Books uniquely have an ability to shape the intellect and the direction of our morals. One of the things that makes a book very powerful is the ability to read and then stop and mull over what has been covered. I will never forget the day I bought a copy of Pilgrim’s Progress at the recommendation of Brother Harrell. I started reading it and was literally thunderstruck at the layout of the story and how that a book written in the 1600’s could be so relevant in 2003. I was already aware of the Puritans due to the advice of Brother Jolley but John Bunyan’s exposure of the Christian journey being a walk and a war further cemented my view that maybe the best books were the old ones. A book can cause us to deeply think about matters of the soul and of eternity.
I also read books because they are some of the most treasured friends a man can have. There are books that I have which have led me to a deeper level of prayer while others have motivated me toward fasting. Some volumes left me almost in awe of the power and holiness of God and I cannot even begin to tell you the grip that Randy Alcorn’s commentary on heaven placed on me. I read it while my mother-in-law was in the final stages of her battle with cancer. When I read through Alcorn’s systematic and biblical description of heaven and what awaits us, I was left in awe of what God really has prepared for the faithful who finish their race. Historical biographies of George Whitefield bear out that he would read the commentary of Matthew Henry while he was on his knees at a prayer bench along with a Greek New Testament. Good books are incredible friends!
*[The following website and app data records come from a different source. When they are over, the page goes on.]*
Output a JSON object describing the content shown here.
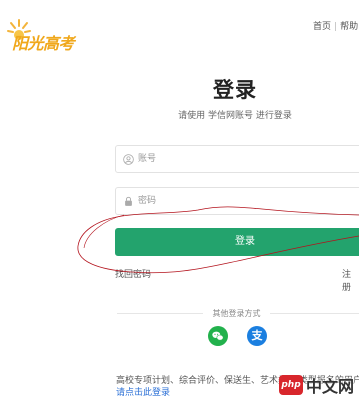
{
  "logo": {
    "text": "阳光高考"
  },
  "topnav": {
    "home": "首页",
    "separator": "|",
    "help": "帮助"
  },
  "login": {
    "title": "登录",
    "subtitle": "请使用 学信网账号 进行登录",
    "username_placeholder": "账号",
    "password_placeholder": "密码",
    "submit_label": "登录",
    "forgot_label": "找回密码",
    "register_label": "注册"
  },
  "other_login": {
    "label": "其他登录方式",
    "wechat_glyph": "",
    "alipay_glyph": "支"
  },
  "notice": {
    "text": "高校专项计划、综合评价、保送生、艺术类 等类型报名的用户",
    "link": "请点击此登录"
  },
  "watermark": {
    "badge": "php",
    "text": "中文网"
  },
  "colors": {
    "brand_green": "#23a36d",
    "logo_orange": "#f0a81c",
    "annotation_red": "#b3121c"
  }
}
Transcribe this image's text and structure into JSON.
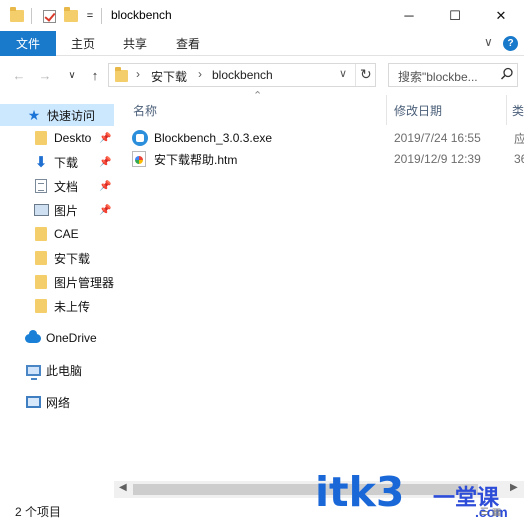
{
  "window": {
    "title": "blockbench",
    "controls": {
      "minimize": "─",
      "maximize": "☐",
      "close": "✕"
    },
    "qa_sep": "="
  },
  "ribbon": {
    "file_tab": "文件",
    "tabs": [
      "主页",
      "共享",
      "查看"
    ],
    "expand": "∨",
    "help": "?"
  },
  "nav": {
    "back": "←",
    "forward": "→",
    "recent": "∨",
    "up": "↑"
  },
  "address": {
    "segments": [
      "安下载",
      "blockbench"
    ],
    "separator": "›",
    "dropdown": "∨",
    "refresh": "↻"
  },
  "search": {
    "placeholder": "搜索\"blockbe..."
  },
  "navpane": {
    "quick_access": "快速访问",
    "items": [
      {
        "label": "Deskto",
        "pinned": true,
        "icon": "folder-icon"
      },
      {
        "label": "下载",
        "pinned": true,
        "icon": "download-arrow-icon"
      },
      {
        "label": "文档",
        "pinned": true,
        "icon": "document-icon"
      },
      {
        "label": "图片",
        "pinned": true,
        "icon": "picture-icon"
      },
      {
        "label": "CAE",
        "pinned": false,
        "icon": "folder-icon"
      },
      {
        "label": "安下载",
        "pinned": false,
        "icon": "folder-icon"
      },
      {
        "label": "图片管理器",
        "pinned": false,
        "icon": "folder-icon"
      },
      {
        "label": "未上传",
        "pinned": false,
        "icon": "folder-icon"
      }
    ],
    "onedrive": "OneDrive",
    "this_pc": "此电脑",
    "network": "网络",
    "pin_glyph": "📌"
  },
  "columns": {
    "name": "名称",
    "date": "修改日期",
    "type": "类"
  },
  "files": [
    {
      "name": "Blockbench_3.0.3.exe",
      "date": "2019/7/24 16:55",
      "type": "应",
      "icon": "exe-icon"
    },
    {
      "name": "安下载帮助.htm",
      "date": "2019/12/9 12:39",
      "type": "36",
      "icon": "html-file-icon"
    }
  ],
  "status": {
    "count": "2 个项目"
  },
  "watermark": {
    "main": "itk3",
    "cn": "一堂课",
    "com": ".com"
  }
}
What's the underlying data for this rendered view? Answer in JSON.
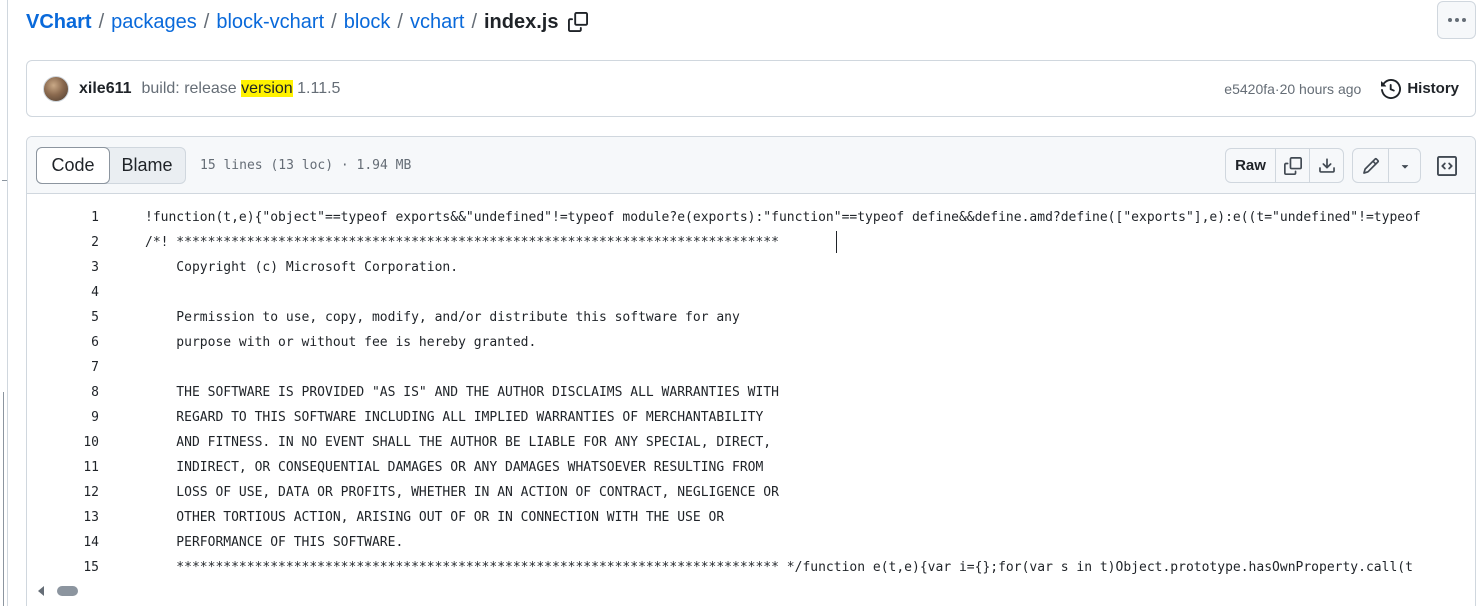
{
  "breadcrumb": {
    "repo": "VChart",
    "segments": [
      "packages",
      "block-vchart",
      "block",
      "vchart"
    ],
    "separator": "/",
    "current_file": "index.js"
  },
  "commit": {
    "author": "xile611",
    "message_prefix": "build: release ",
    "message_highlight": "version",
    "message_suffix": " 1.11.5",
    "hash": "e5420fa",
    "time_sep": " · ",
    "time": "20 hours ago",
    "history_label": "History"
  },
  "file_header": {
    "tabs": [
      "Code",
      "Blame"
    ],
    "active_tab": "Code",
    "meta": "15 lines (13 loc) · 1.94 MB",
    "raw_label": "Raw"
  },
  "icons": {
    "copy_path": "copy-icon",
    "more": "kebab-horizontal-icon",
    "history": "history-icon",
    "copy_raw": "copy-icon",
    "download": "download-icon",
    "edit": "pencil-icon",
    "edit_dropdown": "triangle-down-icon",
    "symbols": "code-square-icon"
  },
  "colors": {
    "link": "#0969da",
    "highlight": "#fff200",
    "muted": "#656d76",
    "border": "#d0d7de"
  },
  "code_lines": [
    {
      "n": "1",
      "text": "!function(t,e){\"object\"==typeof exports&&\"undefined\"!=typeof module?e(exports):\"function\"==typeof define&&define.amd?define([\"exports\"],e):e((t=\"undefined\"!=typeof"
    },
    {
      "n": "2",
      "text": "/*! *****************************************************************************"
    },
    {
      "n": "3",
      "text": "    Copyright (c) Microsoft Corporation."
    },
    {
      "n": "4",
      "text": ""
    },
    {
      "n": "5",
      "text": "    Permission to use, copy, modify, and/or distribute this software for any"
    },
    {
      "n": "6",
      "text": "    purpose with or without fee is hereby granted."
    },
    {
      "n": "7",
      "text": ""
    },
    {
      "n": "8",
      "text": "    THE SOFTWARE IS PROVIDED \"AS IS\" AND THE AUTHOR DISCLAIMS ALL WARRANTIES WITH"
    },
    {
      "n": "9",
      "text": "    REGARD TO THIS SOFTWARE INCLUDING ALL IMPLIED WARRANTIES OF MERCHANTABILITY"
    },
    {
      "n": "10",
      "text": "    AND FITNESS. IN NO EVENT SHALL THE AUTHOR BE LIABLE FOR ANY SPECIAL, DIRECT,"
    },
    {
      "n": "11",
      "text": "    INDIRECT, OR CONSEQUENTIAL DAMAGES OR ANY DAMAGES WHATSOEVER RESULTING FROM"
    },
    {
      "n": "12",
      "text": "    LOSS OF USE, DATA OR PROFITS, WHETHER IN AN ACTION OF CONTRACT, NEGLIGENCE OR"
    },
    {
      "n": "13",
      "text": "    OTHER TORTIOUS ACTION, ARISING OUT OF OR IN CONNECTION WITH THE USE OR"
    },
    {
      "n": "14",
      "text": "    PERFORMANCE OF THIS SOFTWARE."
    },
    {
      "n": "15",
      "text": "    ***************************************************************************** */function e(t,e){var i={};for(var s in t)Object.prototype.hasOwnProperty.call(t"
    }
  ]
}
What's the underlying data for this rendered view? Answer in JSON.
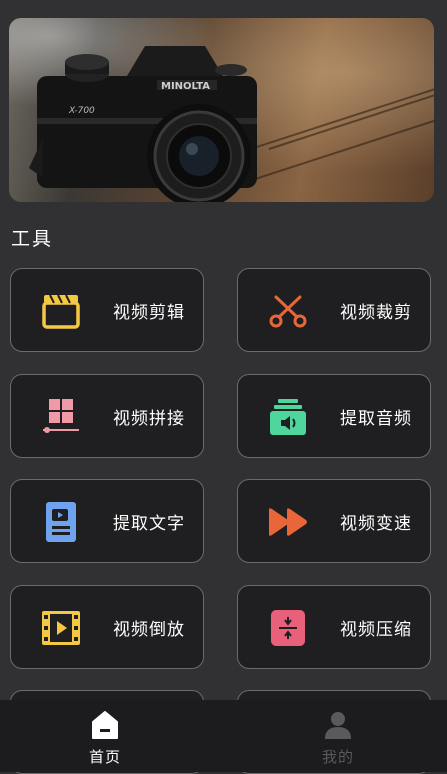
{
  "section_title": "工具",
  "tools": [
    {
      "label": "视频剪辑",
      "icon": "clapperboard-icon",
      "color": "#F5C842"
    },
    {
      "label": "视频裁剪",
      "icon": "scissors-icon",
      "color": "#E8663A"
    },
    {
      "label": "视频拼接",
      "icon": "mosaic-icon",
      "color": "#F09AA8"
    },
    {
      "label": "提取音频",
      "icon": "audio-icon",
      "color": "#4FD69C"
    },
    {
      "label": "提取文字",
      "icon": "document-icon",
      "color": "#6FA3F0"
    },
    {
      "label": "视频变速",
      "icon": "fast-forward-icon",
      "color": "#E8663A"
    },
    {
      "label": "视频倒放",
      "icon": "film-play-icon",
      "color": "#F5C842"
    },
    {
      "label": "视频压缩",
      "icon": "compress-icon",
      "color": "#E8607A"
    }
  ],
  "tabs": [
    {
      "label": "首页",
      "icon": "home-icon",
      "active": true
    },
    {
      "label": "我的",
      "icon": "user-icon",
      "active": false
    }
  ],
  "colors": {
    "background": "#313133",
    "card": "#1F1F21",
    "tab_active": "#FFFFFF",
    "tab_inactive": "#5A5A5C"
  }
}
I read books because of the examples that I find. One of the earliest biographies that I remember reading in the 80’s was the autobiography of Charles Finney. Whether you are for or against him, the fact remains that he was a man who was fully invested in advancing a great awakening that fostered revival in many areas in the mid 1800’s. That biography records accounts of prayer meetings and his personal preparation that took place prior to him getting involved in revival meetings. He was a man who stressed the importance of an active consecration and need for personal holiness. Along with this book, I found much encouragement when I read Iain Murray’s biography of Jonathon Edwards. Murray would become an author that I tried to purchase as many of his books as I possibly could. His book on Edwards proved to me the seriousness of the need for pastoral study. Edwards was a man given to grasping the Word. He probably designed the first journaling Bible of his day by sewing in extra blank pages between those in his own Bible. He would then write copious notes on the pages. There are some who would say that they do not have the time to be involved in that kind of study but I would encourage you to take a long look at your evenings and see what happens when you come home. Much spiritual progress can take place with books and time set aside to meet with the Lord through the grace of the written page.
I can honestly say that I am forever indebted to those long summer days when I was still in a childhood that allowed such exercises to take place. Read books as if your life depends on it and as you read, more lanes, avenues and thoroughfares will open themselves up to you.
Thanks for reading. . .